■ WHAT IS NEEDED: Look through the material below and copy every line containing the word "title".

■ DATA PROVIDED:
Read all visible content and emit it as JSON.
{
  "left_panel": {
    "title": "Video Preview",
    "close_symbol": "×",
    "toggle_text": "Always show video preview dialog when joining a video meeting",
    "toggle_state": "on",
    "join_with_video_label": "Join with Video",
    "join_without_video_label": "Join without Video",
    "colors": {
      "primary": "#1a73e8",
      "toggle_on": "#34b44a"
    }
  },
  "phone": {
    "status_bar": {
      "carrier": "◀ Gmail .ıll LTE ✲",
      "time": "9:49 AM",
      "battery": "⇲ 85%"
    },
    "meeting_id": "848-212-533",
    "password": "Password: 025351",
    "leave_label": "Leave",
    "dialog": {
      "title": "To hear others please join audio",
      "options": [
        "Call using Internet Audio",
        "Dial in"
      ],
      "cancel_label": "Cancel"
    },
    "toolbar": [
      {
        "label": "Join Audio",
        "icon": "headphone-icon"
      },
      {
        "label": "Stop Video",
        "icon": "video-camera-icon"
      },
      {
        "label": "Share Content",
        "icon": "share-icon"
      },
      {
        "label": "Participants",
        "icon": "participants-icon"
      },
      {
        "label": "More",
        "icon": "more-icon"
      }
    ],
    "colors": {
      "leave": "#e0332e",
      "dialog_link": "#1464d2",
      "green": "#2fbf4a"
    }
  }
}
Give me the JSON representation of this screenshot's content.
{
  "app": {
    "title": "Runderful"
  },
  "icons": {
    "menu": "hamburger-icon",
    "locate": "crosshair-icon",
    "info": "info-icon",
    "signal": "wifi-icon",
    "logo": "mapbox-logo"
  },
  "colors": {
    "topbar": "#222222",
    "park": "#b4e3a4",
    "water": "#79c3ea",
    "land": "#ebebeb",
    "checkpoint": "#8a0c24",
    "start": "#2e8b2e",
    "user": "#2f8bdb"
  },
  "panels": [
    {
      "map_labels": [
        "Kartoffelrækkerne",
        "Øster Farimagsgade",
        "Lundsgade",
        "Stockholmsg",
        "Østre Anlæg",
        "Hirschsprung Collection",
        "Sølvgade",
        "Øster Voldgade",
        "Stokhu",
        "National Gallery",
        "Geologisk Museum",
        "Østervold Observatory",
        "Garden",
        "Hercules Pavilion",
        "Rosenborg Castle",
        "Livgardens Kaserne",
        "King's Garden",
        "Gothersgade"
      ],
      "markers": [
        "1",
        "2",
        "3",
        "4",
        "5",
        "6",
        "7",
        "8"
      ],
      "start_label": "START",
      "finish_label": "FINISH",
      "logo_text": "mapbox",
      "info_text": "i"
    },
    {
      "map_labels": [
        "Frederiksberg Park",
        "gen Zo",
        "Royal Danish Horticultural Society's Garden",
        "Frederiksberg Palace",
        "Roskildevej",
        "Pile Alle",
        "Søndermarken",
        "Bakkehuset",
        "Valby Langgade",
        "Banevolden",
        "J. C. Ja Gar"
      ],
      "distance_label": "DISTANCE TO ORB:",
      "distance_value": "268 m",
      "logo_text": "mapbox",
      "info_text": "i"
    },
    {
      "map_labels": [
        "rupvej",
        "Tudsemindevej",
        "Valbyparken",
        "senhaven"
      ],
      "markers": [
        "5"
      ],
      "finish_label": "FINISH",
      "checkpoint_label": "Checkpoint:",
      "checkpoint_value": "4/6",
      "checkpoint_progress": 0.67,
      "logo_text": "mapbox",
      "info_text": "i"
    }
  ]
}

■ ANSWER AREA:
    "title": "Video Preview",
      "title": "To hear others please join audio",
    "title": "Runderful"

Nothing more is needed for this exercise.